New research report from WildBrain Spark examines the viewing habits and preferences of the first fully digital cohort of kids.
WildBrain Spark has published new research in partnership with Ipsos MORI that explores the influence of Generation Alpha – the first fully digital cohort of kids – and how their viewing habits and preferences impact purchasing decisions in US households.
The Streaming Generation: Shaping the future of family advertising explores key family and kids’ viewing trends, looking closely at everything from what they watch and when, to how and why they do so, and how it shapes brand preferences and purchasing decisions.
Gen As are the first generation to be born entirely in the 21st century with their birth years commonly recognised as between 2010 and 2025, with estimations that they could become two billion-strong worldwide in that time.
The research highlights how kids and families are going ‘back to the future’ by continuing to co-view long-form content on large-screen TVs, but increasingly switching to streamed content from SVOD and AVOD platforms.
The results also shows the growing importance of AVOD platforms for brands and IP owners looking to reach kids and families, and how Generation Alpha – and their parents – are navigating the practically unlimited amount of content available to them on demand.
Key findings include:
- Smart TVs remain the top choice for families when watching children’s shows, films, videos and clips together, with nearly half (46%) of parents doing so.
- AVOD is holding strong when it comes to viewing choices. YouTube and YouTube Kids combined is in second place in the list of the most watched streaming services by children (66%), only just beaten by Netflix (69%).
- The COVID-19 pandemic has given adults more time to watch TV with their children and in general – 81% of US families watch kids’ content together several times a week or more, with 44% doing so daily.
- The ‘together’ trend is set to continue. 84% of parents say the time spent watching with their children is expected to be more, or the same, in the next 12 months.
- Approximately one quarter of parents say it’s not very, or not at all likely they’ll be watching linear TV services in the next 12 months, while around seven in 10 parents are expecting time spent watching both SVOD and AVOD services in the next 12 months to remain the same or increase.
- Advertising still plays an important role within children’s viewing.

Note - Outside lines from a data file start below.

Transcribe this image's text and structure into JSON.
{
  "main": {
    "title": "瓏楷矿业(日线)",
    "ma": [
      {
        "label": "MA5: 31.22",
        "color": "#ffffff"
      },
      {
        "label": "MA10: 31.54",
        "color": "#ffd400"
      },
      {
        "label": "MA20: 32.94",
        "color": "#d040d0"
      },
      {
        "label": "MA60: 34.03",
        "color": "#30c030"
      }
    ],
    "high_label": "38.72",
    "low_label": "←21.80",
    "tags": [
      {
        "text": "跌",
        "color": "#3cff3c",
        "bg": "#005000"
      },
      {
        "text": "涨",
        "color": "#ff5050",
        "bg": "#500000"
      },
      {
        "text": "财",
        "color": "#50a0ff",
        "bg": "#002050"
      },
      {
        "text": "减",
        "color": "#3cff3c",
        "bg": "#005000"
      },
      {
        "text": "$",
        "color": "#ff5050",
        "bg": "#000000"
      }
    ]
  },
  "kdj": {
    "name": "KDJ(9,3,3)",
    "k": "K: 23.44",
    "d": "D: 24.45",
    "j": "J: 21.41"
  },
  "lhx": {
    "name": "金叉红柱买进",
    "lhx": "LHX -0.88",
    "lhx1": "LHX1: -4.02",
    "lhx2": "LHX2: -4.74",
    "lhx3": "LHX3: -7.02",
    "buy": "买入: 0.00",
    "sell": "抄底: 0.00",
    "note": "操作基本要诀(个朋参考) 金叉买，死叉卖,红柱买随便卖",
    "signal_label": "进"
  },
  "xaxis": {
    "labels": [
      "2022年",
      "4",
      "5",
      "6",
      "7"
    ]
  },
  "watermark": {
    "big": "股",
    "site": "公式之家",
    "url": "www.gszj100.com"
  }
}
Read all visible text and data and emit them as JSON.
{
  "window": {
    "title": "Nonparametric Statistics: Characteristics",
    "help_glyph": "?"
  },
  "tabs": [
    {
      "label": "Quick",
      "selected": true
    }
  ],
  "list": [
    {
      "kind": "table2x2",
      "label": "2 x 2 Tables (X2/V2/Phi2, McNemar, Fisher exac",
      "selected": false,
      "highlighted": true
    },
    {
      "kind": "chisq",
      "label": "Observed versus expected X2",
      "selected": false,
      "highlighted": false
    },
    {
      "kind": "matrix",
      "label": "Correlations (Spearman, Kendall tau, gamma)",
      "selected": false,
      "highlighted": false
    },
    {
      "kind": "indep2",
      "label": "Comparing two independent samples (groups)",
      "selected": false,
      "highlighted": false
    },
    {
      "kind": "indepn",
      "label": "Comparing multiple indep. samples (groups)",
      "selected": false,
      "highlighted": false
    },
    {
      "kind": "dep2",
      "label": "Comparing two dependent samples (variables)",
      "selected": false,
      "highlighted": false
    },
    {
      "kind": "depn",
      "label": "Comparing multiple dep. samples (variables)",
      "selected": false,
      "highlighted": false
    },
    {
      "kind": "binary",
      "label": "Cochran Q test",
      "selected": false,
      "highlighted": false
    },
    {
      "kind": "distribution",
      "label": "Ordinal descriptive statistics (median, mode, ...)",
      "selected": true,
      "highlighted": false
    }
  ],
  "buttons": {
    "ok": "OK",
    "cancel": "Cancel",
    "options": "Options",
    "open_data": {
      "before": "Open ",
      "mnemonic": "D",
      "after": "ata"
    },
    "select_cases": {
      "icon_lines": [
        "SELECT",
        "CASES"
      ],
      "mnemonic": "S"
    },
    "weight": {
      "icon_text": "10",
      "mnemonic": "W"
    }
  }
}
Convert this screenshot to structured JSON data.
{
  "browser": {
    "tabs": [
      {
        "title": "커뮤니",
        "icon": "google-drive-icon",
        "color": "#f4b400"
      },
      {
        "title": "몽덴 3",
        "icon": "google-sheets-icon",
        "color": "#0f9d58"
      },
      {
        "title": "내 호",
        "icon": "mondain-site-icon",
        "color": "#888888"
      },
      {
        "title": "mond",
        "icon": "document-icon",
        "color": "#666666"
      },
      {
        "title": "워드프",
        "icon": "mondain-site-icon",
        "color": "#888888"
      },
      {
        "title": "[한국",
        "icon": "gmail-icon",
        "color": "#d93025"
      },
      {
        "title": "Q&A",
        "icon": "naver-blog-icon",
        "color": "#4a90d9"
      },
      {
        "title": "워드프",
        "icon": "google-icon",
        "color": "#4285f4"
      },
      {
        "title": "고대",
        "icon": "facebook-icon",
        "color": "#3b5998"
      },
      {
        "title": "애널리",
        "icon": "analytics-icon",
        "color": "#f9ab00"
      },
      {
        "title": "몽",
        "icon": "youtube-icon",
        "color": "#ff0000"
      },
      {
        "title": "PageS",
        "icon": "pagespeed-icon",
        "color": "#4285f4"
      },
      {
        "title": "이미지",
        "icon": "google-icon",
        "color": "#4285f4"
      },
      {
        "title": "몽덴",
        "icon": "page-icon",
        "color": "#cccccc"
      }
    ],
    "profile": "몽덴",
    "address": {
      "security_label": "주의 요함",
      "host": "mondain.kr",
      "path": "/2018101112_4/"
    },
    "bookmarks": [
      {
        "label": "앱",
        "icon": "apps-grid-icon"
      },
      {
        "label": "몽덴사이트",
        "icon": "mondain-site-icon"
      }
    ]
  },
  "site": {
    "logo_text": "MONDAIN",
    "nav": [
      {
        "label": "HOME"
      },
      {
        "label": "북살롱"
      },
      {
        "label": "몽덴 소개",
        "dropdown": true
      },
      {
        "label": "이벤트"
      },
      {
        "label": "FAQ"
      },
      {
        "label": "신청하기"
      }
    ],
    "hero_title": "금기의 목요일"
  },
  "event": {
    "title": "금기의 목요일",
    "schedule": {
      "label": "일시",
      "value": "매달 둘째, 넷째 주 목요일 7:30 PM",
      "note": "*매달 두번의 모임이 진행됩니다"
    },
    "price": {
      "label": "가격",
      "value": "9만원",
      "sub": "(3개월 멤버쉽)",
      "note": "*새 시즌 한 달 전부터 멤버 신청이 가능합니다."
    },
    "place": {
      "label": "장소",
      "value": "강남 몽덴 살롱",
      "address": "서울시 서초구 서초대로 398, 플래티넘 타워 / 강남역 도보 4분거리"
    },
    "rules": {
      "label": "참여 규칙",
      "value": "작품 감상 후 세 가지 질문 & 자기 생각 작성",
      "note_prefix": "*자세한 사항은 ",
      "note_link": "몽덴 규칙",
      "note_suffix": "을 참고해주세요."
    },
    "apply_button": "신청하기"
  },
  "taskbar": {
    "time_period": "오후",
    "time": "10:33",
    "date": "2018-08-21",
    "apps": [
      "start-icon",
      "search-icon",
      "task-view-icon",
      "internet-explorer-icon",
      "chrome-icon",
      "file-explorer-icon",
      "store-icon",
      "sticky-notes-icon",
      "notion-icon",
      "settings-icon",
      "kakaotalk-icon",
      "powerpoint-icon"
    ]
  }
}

Three in five parents (58%) said their children’s viewing preferences have led them to research or buy a product very often, or occasionally, in the six months leading up to June 2021.
- A third (33%) of all parents admitted the extent to which their children ask for something always increases when they have seen an ad for it.
“These compelling findings not only show the dominance of streaming amongst kids and families particularly on AVOD platforms, but also highlight the ever growing influence of Generation Alpha in the digital home,” commented Jon Gisby, evp and md at WildBrain Spark. “It’s evident that co-viewing on a big TV screen is a trend that’s here to stay, with families demonstrating a clear leaning towards meaningful, educational and socially-driven content they can experience together.
“This data provides important insights relevant to brand owners, marketers, and advertisers who need to ensure they are reaching Gen A and their families via premium content on AVOD platforms. Being a positive part of their world through both the shows families watch and the ads they see, is going to be key to any family brand’s success.”
Other key content findings included the nostalgia factor being a clear driver, with nearly two thirds of parent respondants (64%) agreeing they choose content for their children that reminds them of their childhood, while 62% of parents agree they choose “shows that I used to watch as a child”.
Other things topping the list of factors which influenced content choices were programmes that “make us laugh”, 83%, and “make us happy”, 82%, with 63% seeking out something to “help me forget about my everyday problems”.